- The author of the publication becomes the author of the post, but there are some complications. It’s simple enough when the publication has a single author who works for CETIS, I just added everyone as an “author” user of WordPress and a WordPress admin user can attribute any given post to the author of the publication it represents. Where there are two or more authors a nifty little plugin called Co-Authors Plus allows them all to be assigned to the post. But we have some publications that we have commissioned from external authors, so I created an user called “Other” for these “external to CETIS” authors. This saves having a great long list of authors to maintain and present, but creates a problem of how to attribute these external authors, a problem that was solved using WordPress’s “additional metadata” feature to enter a “by-line” for all posts. This also provides a nicely formatted by-line for multi-author papers with out worrying about how to add PHP to put in commas and “and”s.
- The only other additional metadata added was an identifier for each publication, e.g. the latest QTI briefing paper is No. 2011:B02.
Presenting it all
As well as customisation for the look and feel, the Atahualpa theme allows for menus and widgets to added to the user interface. Atahualpa has an option to insert a menu into the page header which we used for the links to the other parts of the CETIS website. On the left hand side bar we’ve used the custom menu widget to list the tags and categories to provide access to the publications divided by topic and publication type as HTML and as a feed (just add /feed to the end of the URL). Also on the left, the List Authors plugin gives us links to publications by author.
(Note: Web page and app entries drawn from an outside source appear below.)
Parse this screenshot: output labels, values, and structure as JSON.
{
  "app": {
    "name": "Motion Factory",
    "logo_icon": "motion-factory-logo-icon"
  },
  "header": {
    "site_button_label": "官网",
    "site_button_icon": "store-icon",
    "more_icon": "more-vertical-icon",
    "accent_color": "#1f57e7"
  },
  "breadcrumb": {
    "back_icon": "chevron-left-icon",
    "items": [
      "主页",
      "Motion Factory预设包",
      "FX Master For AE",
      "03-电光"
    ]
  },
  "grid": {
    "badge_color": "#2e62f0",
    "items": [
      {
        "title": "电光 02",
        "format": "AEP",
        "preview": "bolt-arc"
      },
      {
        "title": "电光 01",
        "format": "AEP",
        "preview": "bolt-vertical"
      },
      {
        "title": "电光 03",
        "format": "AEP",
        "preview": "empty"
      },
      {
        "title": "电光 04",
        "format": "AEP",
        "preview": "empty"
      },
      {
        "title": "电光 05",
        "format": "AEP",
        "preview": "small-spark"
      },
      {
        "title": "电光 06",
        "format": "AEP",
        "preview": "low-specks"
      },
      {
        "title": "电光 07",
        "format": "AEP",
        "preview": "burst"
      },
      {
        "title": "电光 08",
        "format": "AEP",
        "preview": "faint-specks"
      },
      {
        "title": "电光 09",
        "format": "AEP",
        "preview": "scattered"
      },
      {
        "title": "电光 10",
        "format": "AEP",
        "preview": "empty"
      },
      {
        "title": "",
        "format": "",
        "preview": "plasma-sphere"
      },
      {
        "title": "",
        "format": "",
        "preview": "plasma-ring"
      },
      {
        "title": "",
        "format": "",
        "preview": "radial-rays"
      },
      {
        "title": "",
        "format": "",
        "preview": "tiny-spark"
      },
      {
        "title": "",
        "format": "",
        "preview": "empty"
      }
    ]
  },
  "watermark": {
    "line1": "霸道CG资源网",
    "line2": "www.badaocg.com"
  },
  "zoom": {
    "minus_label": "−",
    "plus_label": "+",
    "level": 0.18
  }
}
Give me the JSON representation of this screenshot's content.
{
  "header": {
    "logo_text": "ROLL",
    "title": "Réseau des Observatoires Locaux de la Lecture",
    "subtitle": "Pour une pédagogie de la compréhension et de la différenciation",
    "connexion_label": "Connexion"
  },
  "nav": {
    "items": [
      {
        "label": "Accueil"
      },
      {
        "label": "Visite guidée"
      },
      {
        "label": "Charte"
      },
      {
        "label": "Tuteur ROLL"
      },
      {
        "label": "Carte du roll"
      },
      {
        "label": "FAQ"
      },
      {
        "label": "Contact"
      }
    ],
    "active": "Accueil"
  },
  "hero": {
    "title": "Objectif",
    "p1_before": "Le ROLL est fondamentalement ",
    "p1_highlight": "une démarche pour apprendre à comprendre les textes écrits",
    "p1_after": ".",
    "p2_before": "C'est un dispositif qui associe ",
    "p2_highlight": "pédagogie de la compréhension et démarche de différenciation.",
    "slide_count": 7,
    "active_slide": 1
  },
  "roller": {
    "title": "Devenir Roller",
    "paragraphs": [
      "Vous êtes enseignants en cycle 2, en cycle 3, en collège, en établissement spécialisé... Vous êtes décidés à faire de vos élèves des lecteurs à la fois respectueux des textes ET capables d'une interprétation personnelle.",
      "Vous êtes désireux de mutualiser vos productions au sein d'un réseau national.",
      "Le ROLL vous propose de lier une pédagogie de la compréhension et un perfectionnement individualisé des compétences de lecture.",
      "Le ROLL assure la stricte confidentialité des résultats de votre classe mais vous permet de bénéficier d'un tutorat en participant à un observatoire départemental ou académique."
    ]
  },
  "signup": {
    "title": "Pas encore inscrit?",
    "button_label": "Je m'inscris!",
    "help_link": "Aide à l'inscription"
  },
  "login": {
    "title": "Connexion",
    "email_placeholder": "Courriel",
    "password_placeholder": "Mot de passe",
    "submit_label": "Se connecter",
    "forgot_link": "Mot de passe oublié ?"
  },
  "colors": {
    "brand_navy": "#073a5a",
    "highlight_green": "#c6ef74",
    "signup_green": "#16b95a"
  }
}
In order to provide a preview of the publication in the post I used the TGN embed everything plugin. The only problem is that the “preview” is too good: it’s readable but not the highest quality, so it might lead some people to think that we’re disseminating low quality versions of the papers, whereas we do include links to high quality downloadable files.
The built-in WordPress search is rubbish. For example, it doesn’t include the author field in the search (not that the first thing we tested was vanity searching), and the results returned are sorted by date not relevance. Happily the relevanssi plugin provides all the search we need.
Finally a few tweaks. We chose URL patterns that avoid unnecessary cruft, and closed comments to avoid spam. We installed the Google analytics plugin, so we know what you’re doing on our site, and the login lock plugin for a bit of security. The only customisation that we want that couldn’t be done with a theme option or plugin was providing some context to the multi-post pages. These are pages like the list of all the publications, or all the briefing papers, and we wanted a heading and some text to explain what that particular cut of our collection was. Some themes do this by default, based on information entered about the tag/catergory/author on which the cut is made, but not Atahualpa. I put a few lines of PHP into the theme’s index.php template to deal with publication types, but we’ve yet to do it properly for all possible multipost pages.
And in the end…
As I said at the top, we’re happy with this approach; if you have any comment on it, do please leave them below.
One last thing. Using a popular platform like WordPress means that there is a lot of support, and I don’t just mean a well supported code base and directory of plugins and themes. One of the most useful sources of support has been the WordPress community, especially the local group of WPUK, at whose meet-ups I get burritos and advice on themes, plugins, security and all things wordpressy.